-- PROMPT --
Show every line of the material that follows in which the word "time" occurs.

-- INPUT DATA --
Content starts

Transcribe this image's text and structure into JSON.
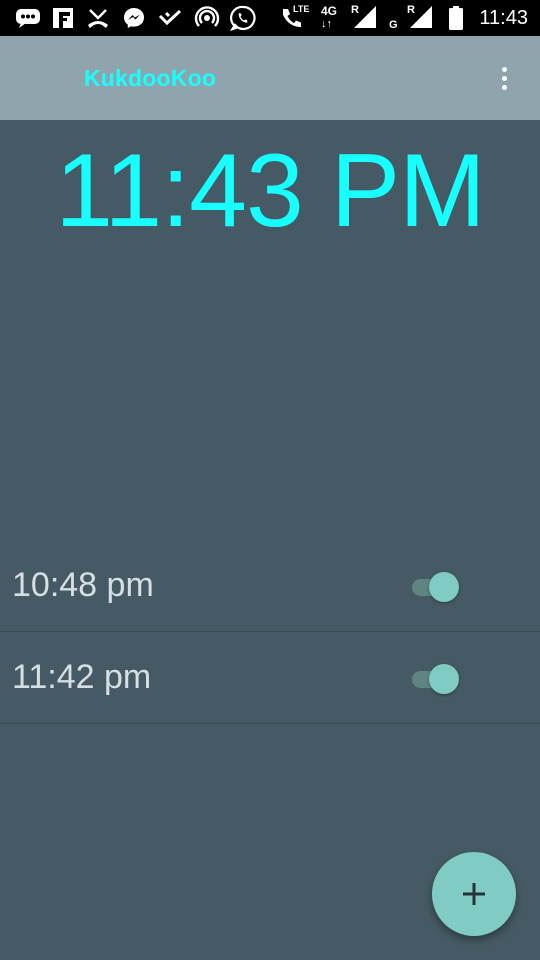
{
  "status_bar": {
    "time": "11:43",
    "lte_label": "LTE",
    "network_label": "4G",
    "roaming_1": "R",
    "roaming_2": "R",
    "sim_2_label": "G",
    "icons": [
      "messaging-icon",
      "flipboard-icon",
      "missed-call-icon",
      "messenger-icon",
      "check-icon",
      "hotspot-icon",
      "whatsapp-icon",
      "call-icon",
      "signal-icon",
      "signal-icon",
      "battery-icon"
    ]
  },
  "app_bar": {
    "title": "KukdooKoo",
    "overflow_icon": "more-vert-icon",
    "title_color": "#18ffff",
    "background": "#90a4ae"
  },
  "clock": {
    "time": "11:43 PM",
    "color": "#18ffff"
  },
  "alarms": [
    {
      "time": "10:48 pm",
      "enabled": true
    },
    {
      "time": "11:42 pm",
      "enabled": true
    }
  ],
  "fab": {
    "icon": "add-icon",
    "color": "#80cbc4"
  },
  "theme": {
    "background": "#455a64",
    "accent": "#80cbc4"
  }
}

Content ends

-- TASK RESPONSE --
    "time": "11:43",
    "time": "11:43 PM",
      "time": "10:48 pm",
      "time": "11:42 pm",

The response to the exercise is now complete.